Regarding the latter, ASHRAE recently certified 29 engineers who passed its newly created health care certification program. ASHRAE’s certification program is designed to identify individuals who have mastered a body of knowledge covering successful design and operation of health care facilities.

The technical content for the exam was developed in cooperation with the American Society for Healthcare Engineering (ASHE) of the American Hospital Association (AHA).

“The certification shows our present and future clients that we are focused on health care, and that we stay current with design standards,” said Ildefonso Bayron Jr., one of the 29 who passed the exam.

Bayron, an associate partner for Syska Hennessy Group, Los Angeles, noted that this new designation increases his value as an engineer. “I was very proud to know that I was able to meet the challenge of passing a difficult test,” he said.

“At Syska, we recognize the importance of the health care facility design professional exam. We are strongly encouraging all our senior mechanical and project-level engineers across the firm to take and pass this test.”

According to ASHRAE, computer-based exams are now available at testing facilities throughout the United States and Canada.

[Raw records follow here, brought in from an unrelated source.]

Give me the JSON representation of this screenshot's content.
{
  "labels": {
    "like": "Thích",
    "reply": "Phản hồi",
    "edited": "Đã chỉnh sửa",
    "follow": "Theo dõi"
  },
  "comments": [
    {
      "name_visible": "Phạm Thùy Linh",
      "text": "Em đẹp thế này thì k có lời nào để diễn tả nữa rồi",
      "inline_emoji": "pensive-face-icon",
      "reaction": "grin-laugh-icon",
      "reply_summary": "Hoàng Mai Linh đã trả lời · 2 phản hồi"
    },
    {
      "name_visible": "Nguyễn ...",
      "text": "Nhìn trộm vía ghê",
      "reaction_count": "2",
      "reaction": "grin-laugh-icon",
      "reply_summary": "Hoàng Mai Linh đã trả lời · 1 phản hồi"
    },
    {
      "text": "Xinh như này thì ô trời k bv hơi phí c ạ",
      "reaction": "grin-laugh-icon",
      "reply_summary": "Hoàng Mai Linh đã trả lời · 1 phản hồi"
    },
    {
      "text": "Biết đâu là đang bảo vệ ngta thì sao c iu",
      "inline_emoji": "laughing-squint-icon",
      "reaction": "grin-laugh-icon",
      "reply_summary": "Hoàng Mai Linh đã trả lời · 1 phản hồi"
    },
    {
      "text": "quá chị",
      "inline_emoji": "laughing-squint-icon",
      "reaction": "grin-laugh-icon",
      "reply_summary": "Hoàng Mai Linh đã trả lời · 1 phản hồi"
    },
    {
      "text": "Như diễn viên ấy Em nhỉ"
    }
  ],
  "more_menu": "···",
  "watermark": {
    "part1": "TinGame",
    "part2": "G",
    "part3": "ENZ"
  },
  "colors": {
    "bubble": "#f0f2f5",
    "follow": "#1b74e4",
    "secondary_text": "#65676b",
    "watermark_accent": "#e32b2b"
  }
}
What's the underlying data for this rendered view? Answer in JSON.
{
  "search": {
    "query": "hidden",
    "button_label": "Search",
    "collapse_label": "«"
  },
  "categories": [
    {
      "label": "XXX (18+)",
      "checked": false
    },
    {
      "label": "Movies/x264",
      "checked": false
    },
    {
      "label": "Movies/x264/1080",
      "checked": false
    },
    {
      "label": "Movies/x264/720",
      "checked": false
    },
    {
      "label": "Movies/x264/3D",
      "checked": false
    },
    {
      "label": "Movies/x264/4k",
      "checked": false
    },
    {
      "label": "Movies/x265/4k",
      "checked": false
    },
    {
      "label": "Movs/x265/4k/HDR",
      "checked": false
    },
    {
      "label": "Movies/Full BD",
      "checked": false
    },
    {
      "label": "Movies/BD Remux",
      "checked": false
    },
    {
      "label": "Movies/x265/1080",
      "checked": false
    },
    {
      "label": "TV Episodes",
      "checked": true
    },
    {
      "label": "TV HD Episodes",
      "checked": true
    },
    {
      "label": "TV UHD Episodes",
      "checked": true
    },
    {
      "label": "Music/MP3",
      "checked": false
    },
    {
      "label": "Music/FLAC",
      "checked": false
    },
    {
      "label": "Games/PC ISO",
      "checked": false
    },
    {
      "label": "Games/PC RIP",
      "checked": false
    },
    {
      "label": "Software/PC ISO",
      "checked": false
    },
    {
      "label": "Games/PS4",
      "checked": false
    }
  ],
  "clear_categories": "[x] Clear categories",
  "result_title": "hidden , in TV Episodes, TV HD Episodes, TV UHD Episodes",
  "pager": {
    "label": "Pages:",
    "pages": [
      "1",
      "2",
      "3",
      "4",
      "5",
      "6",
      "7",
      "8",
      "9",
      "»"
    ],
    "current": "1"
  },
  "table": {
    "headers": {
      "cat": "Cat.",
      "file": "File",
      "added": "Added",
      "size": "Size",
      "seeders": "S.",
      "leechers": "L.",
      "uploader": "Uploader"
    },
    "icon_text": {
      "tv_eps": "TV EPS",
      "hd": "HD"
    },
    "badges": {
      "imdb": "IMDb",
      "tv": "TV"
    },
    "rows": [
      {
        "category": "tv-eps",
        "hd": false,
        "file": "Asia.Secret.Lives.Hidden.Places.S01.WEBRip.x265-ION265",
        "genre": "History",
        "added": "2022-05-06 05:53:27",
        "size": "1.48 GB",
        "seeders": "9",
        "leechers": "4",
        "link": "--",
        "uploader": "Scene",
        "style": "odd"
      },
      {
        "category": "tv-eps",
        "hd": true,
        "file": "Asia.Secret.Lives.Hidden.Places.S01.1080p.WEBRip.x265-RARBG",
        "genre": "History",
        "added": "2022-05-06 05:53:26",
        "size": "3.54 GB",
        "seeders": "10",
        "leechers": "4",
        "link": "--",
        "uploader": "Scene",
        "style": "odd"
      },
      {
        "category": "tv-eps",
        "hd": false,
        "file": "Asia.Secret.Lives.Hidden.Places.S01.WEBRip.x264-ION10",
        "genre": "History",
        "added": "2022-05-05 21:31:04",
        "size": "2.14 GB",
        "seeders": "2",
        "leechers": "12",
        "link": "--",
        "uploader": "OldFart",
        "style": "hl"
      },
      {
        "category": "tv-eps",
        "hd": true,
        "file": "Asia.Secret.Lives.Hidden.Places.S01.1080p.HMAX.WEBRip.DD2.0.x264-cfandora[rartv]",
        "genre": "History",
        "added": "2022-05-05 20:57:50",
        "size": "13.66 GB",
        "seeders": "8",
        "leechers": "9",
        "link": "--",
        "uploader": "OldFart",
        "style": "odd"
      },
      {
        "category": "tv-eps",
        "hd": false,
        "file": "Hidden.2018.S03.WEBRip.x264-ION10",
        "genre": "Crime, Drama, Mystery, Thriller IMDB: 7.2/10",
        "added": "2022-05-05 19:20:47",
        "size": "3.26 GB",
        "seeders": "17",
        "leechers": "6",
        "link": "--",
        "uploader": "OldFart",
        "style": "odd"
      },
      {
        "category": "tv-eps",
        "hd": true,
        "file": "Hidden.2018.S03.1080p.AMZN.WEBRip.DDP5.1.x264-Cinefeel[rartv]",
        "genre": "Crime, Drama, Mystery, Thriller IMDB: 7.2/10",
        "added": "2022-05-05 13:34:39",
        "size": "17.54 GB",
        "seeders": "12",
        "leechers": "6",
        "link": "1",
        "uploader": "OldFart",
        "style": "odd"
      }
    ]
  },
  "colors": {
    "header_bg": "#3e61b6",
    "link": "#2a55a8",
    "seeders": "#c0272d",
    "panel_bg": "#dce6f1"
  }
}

Persons interested in earning the certification must meet certain eligibility requirements and submit a completed application, it said. Membership in ASHRAE is not required to participate.


In addition to providing health care certification exams, ASHRAE is also looking to develop a code-intended baseline sustainability standard for health care facilities. This is in an effort to make advanced energy-efficiency guidance mainstream, it said.

Bottom line: Proposed Standard 189.2, “Design, Construction, and Operation of High-Performance Green Health Care Facilities,” is scheduled to prescribe the procedures, methods, and documentation requirements related to high-performance, green health care facilities.

“ASHRAE has long understood the unique qualities that define the health care facility,” said Rick Hermans, a member of ASHRAE’s technical committee related to health care design.

“High-performance green design, construction, and operation must recognize those unique qualities in order to be effective in the context of the health care environment. This standard will carefully comply with the requirements of health care givers, while implementing the necessities of sustainability.”

According to Hermans, the standard will apply to patient care areas and related support areas, including hospitals, nursing facilities, and outpatient facilities. The standard will also apply to new buildings, additions to existing buildings, and alterations to existing buildings, he noted.

ASHRAE said it seeks members to form a committee to write the standard. Public comment regarding the new, proposed standard was accepted until Sept. 3.

A list of recommended resources on health care facility design from ASHRAE and other sources is available. For more information, visit For more regarding the purpose and scope of Standard 189.2, go to

Publication date:11/05/2007